Teach Your Children Well
Classic anti-Semitic literature in Arab schools.
THE LEADERS of Saudi Arabia, Egypt, and Jordan startled observers last month when they initially condemned Hezbollah's attacks on Israel and failed to show solidarity with the Shiite terrorist group. Most surprised of all were ordinary Arabs, who took to the streets in protest. At anti-Israel rallies in places like Cairo and Amman, demonstrators chanted, "Where is Arab honor? Down with reactionary and treacherous Arab regimes!" The sentiment was echoed on Arab websites and seized on by extremist groups across the Sunni-Shiite divide.
No wonder many Arabs felt betrayed. Loathing for Israel and Jews is ingrained in a region where the official cultures demonize not only specific actions and policies of the state of Israel, but even its very existence. Several Arab governments provide their people cradle-to-grave indoctrination in raw anti-Semitism. Their education systems, government media, and state-financed clergy bombard citizens with the view that Jews must be hated and feared for theological, political, and social reasons.
Saudi Arabia's public schools, for example, instruct that Jews "obey the devil" and are those whom "God has cursed and with whom He is so angry that He will never again be satisfied." The Saudi edition of the Koran injects the phrase "such as the Jews" into the opening chapter, following the clause "those who have incurred your [God's] wrath."
Of all the anti-Jewish influences in the region, one of the most prevalent and potent is The Protocols of the Elders of Zion. Disseminated with the support and official sanction of the governments of Lebanon, Jordan, Egypt, Libya, Palestine, and Syria, as well as Saudi Arabia and other Gulf states, this work is used to shape the collective consciousness of Arab populations.
The Protocols is a century-old fabrication that purports to record the ma chinations of Jews conspiring to rule the world through treach ery, fraud, and violence. Its prose is childish and rambling, as in this excerpt, taken from the eleventh of the 24 protocols:

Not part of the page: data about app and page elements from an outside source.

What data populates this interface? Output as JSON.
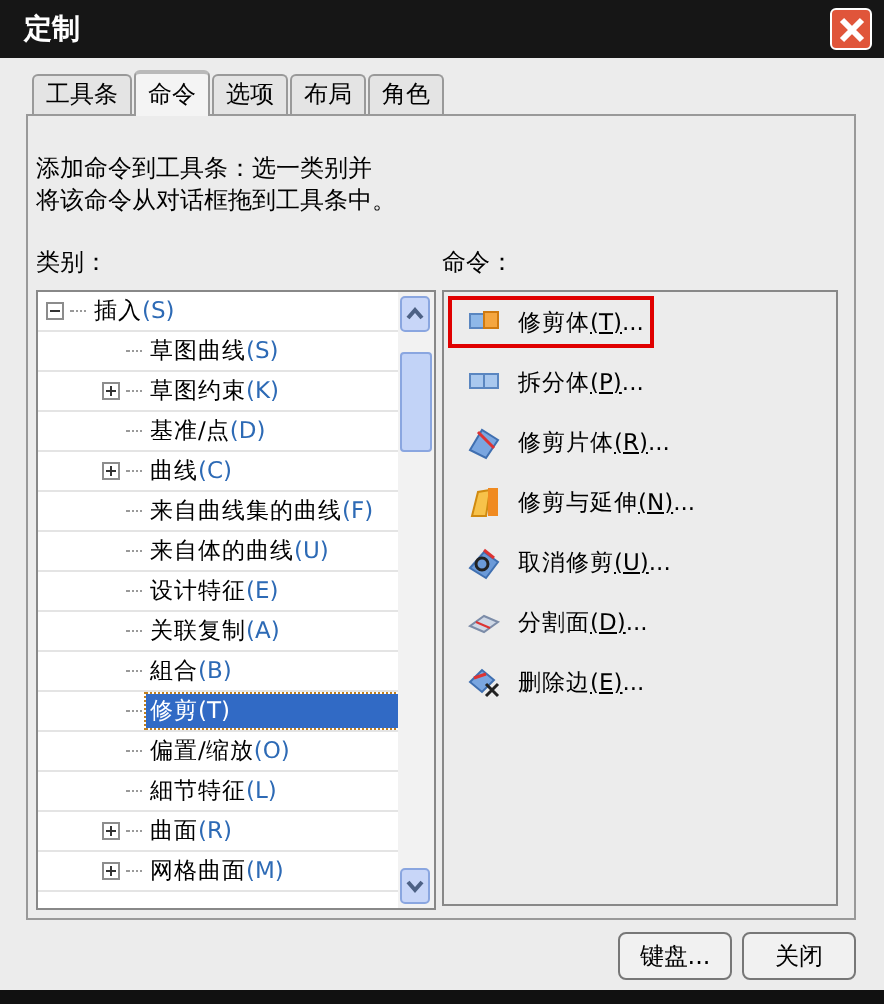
{
  "window": {
    "title": "定制"
  },
  "tabs": [
    {
      "label": "工具条",
      "selected": false
    },
    {
      "label": "命令",
      "selected": true
    },
    {
      "label": "选项",
      "selected": false
    },
    {
      "label": "布局",
      "selected": false
    },
    {
      "label": "角色",
      "selected": false
    }
  ],
  "instructions": [
    "添加命令到工具条：选一类别并",
    "将该命令从对话框拖到工具条中。"
  ],
  "categories_label": "类别：",
  "commands_label": "命令：",
  "categories": [
    {
      "label": "插入",
      "key": "(S)",
      "expanded": true,
      "selected": false,
      "children": [
        {
          "label": "草图曲线",
          "key": "(S)",
          "selected": false
        },
        {
          "label": "草图约束",
          "key": "(K)",
          "expanded": false,
          "selected": false
        },
        {
          "label": "基准/点",
          "key": "(D)",
          "selected": false
        },
        {
          "label": "曲线",
          "key": "(C)",
          "expanded": false,
          "selected": false
        },
        {
          "label": "来自曲线集的曲线",
          "key": "(F)",
          "selected": false
        },
        {
          "label": "来自体的曲线",
          "key": "(U)",
          "selected": false
        },
        {
          "label": "设计特征",
          "key": "(E)",
          "selected": false
        },
        {
          "label": "关联复制",
          "key": "(A)",
          "selected": false
        },
        {
          "label": "組合",
          "key": "(B)",
          "selected": false
        },
        {
          "label": "修剪",
          "key": "(T)",
          "selected": true
        },
        {
          "label": "偏置/缩放",
          "key": "(O)",
          "selected": false
        },
        {
          "label": "細节特征",
          "key": "(L)",
          "selected": false
        },
        {
          "label": "曲面",
          "key": "(R)",
          "expanded": false,
          "selected": false
        },
        {
          "label": "网格曲面",
          "key": "(M)",
          "expanded": false,
          "selected": false
        }
      ]
    }
  ],
  "commands": [
    {
      "label": "修剪体",
      "key": "(T)",
      "tail": "...",
      "kind": "trim-body",
      "highlighted": true
    },
    {
      "label": "拆分体",
      "key": "(P)",
      "tail": "...",
      "kind": "split-body",
      "highlighted": false
    },
    {
      "label": "修剪片体",
      "key": "(R)",
      "tail": "...",
      "kind": "trim-sheet",
      "highlighted": false
    },
    {
      "label": "修剪与延伸",
      "key": "(N)",
      "tail": "...",
      "kind": "trim-extend",
      "highlighted": false
    },
    {
      "label": "取消修剪",
      "key": "(U)",
      "tail": "...",
      "kind": "untrim",
      "highlighted": false
    },
    {
      "label": "分割面",
      "key": "(D)",
      "tail": "...",
      "kind": "divide-face",
      "highlighted": false
    },
    {
      "label": "删除边",
      "key": "(E)",
      "tail": "...",
      "kind": "delete-edge",
      "highlighted": false
    }
  ],
  "buttons": [
    "键盘...",
    "关闭"
  ]
}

Adapted from an 1864 French satire of Napoleon III entitled A Dialogue in Hell between Machiavelli and Montes quieu, the text of The Protocols first appeared around the turn of the 20th century. Its authors, believed to be members of the Russian secret police, attempted to make it appear there was a Jewish plot to undermine the czar. The book's circulation in Russia at that time helped incite murderous pogroms.

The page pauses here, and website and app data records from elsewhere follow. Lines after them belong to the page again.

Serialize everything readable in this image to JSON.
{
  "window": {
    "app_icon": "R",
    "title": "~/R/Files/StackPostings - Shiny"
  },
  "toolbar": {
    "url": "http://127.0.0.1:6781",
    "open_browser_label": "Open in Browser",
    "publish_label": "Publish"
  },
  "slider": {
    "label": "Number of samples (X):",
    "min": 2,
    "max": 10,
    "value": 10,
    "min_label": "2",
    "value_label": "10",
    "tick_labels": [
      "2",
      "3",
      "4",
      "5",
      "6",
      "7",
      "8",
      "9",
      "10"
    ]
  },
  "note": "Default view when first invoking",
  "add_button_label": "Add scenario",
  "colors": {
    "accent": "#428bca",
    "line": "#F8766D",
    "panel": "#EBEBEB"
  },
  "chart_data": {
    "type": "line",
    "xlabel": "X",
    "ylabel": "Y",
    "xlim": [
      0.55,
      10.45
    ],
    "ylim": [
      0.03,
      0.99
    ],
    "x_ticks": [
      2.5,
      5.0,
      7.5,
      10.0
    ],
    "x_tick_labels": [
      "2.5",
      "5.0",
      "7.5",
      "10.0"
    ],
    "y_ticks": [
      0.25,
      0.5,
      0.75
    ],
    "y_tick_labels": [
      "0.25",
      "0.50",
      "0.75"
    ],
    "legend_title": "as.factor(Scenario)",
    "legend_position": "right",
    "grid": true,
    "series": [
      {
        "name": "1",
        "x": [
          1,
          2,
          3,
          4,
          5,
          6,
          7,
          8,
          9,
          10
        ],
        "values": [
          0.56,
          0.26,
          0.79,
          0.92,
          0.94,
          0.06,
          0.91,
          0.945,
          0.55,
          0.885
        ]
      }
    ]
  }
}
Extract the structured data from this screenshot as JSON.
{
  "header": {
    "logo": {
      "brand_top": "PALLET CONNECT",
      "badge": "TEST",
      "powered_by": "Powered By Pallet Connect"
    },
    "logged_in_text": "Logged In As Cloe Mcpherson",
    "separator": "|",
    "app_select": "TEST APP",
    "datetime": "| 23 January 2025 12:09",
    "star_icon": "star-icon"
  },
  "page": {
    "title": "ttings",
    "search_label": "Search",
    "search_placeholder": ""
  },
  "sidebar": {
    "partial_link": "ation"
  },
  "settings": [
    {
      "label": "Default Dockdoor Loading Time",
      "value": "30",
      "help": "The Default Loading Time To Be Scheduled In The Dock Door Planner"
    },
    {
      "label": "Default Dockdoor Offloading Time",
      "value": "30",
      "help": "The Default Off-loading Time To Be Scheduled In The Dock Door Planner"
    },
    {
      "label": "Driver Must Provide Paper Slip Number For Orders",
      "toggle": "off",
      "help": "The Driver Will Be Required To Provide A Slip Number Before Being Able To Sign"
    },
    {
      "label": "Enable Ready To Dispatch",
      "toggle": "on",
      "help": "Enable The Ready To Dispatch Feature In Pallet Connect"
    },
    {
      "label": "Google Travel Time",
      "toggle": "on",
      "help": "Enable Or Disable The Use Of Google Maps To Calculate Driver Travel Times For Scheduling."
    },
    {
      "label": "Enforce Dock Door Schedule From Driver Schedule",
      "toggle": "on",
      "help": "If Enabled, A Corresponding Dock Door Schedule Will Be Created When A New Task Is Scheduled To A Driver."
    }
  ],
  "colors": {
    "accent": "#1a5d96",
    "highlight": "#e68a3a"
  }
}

Hitler then used The Protocols to indoctrinate Nazi youth. In 1924, his propaganda minister, Joseph Goeb bels, found the tract "modern" and useful, admitting in his diary that he believed in "the intrinsic but not the factual truth of The Protocols."

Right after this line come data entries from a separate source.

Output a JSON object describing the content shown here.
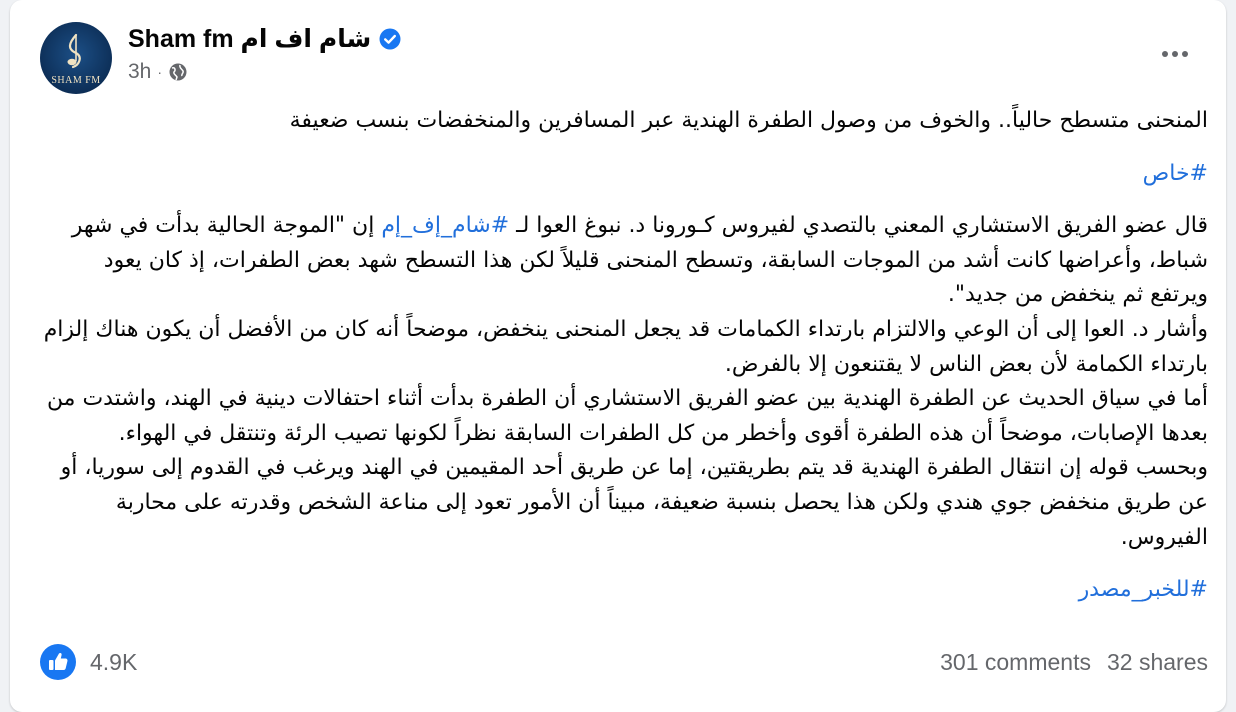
{
  "post": {
    "page_name": "Sham fm شام اف ام",
    "avatar_text": "SHAM FM",
    "time": "3h",
    "audience_icon": "globe-icon",
    "verified_icon": "verified-badge-icon",
    "more_icon": "more-options-icon",
    "headline": "المنحنى متسطح حالياً.. والخوف من وصول الطفرة الهندية عبر المسافرين والمنخفضات بنسب ضعيفة",
    "hashtag_top": "#خاص",
    "body": {
      "line1_prefix": "قال عضو الفريق الاستشاري المعني بالتصدي لفيروس كـورونا د. نبوغ العوا لـ ",
      "line1_hashtag": "#شام_إف_إم",
      "line1_suffix": " إن \"الموجة الحالية بدأت في شهر شباط، وأعراضها كانت أشد من الموجات السابقة، وتسطح المنحنى قليلاً لكن هذا التسطح شهد بعض الطفرات، إذ كان يعود ويرتفع ثم ينخفض من جديد\".",
      "p2": "وأشار د. العوا إلى أن الوعي والالتزام بارتداء الكمامات قد يجعل المنحنى ينخفض، موضحاً أنه كان من الأفضل أن يكون هناك إلزام بارتداء الكمامة لأن بعض الناس لا يقتنعون إلا بالفرض.",
      "p3": "أما في سياق الحديث عن الطفرة الهندية بين عضو الفريق الاستشاري أن الطفرة بدأت أثناء احتفالات دينية في الهند، واشتدت من بعدها الإصابات، موضحاً أن هذه الطفرة أقوى وأخطر من كل الطفرات السابقة نظراً لكونها تصيب الرئة وتنتقل في الهواء.",
      "p4": "وبحسب قوله إن انتقال الطفرة الهندية قد يتم بطريقتين، إما عن طريق أحد المقيمين في الهند ويرغب في القدوم إلى سوريا، أو عن طريق منخفض جوي هندي ولكن هذا يحصل بنسبة ضعيفة، مبيناً أن الأمور تعود إلى مناعة الشخص وقدرته على محاربة الفيروس."
    },
    "hashtag_bottom": "#للخبر_مصدر",
    "reactions": {
      "icon": "like-icon",
      "count": "4.9K"
    },
    "comments": "301 comments",
    "shares": "32 shares"
  },
  "colors": {
    "link": "#216fdb",
    "secondary_text": "#65676b",
    "like_blue": "#1877f2"
  }
}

The Protocols has been repeatedly discredited in Europe, where it originated, including by the London Times, a Swiss court, and an official Russian investigation. In 1964, the Senate Judiciary Committee looked into The Protocols and found it to be a hoax, calling it "crude and vicious nonsense."
Yet Middle Eastern governments have revived The Protocols for their own purposes.
Saudi public high schools now teach The Protocols as historical fact. A tenth grade textbook instructs that "Jews have tried to deny them but there are many proofs of their vera city." It summarizes the purported Jewish conspiracy as aiming to:
The Sunni extremist group Hamas includes a discussion of The Protocols in its charter: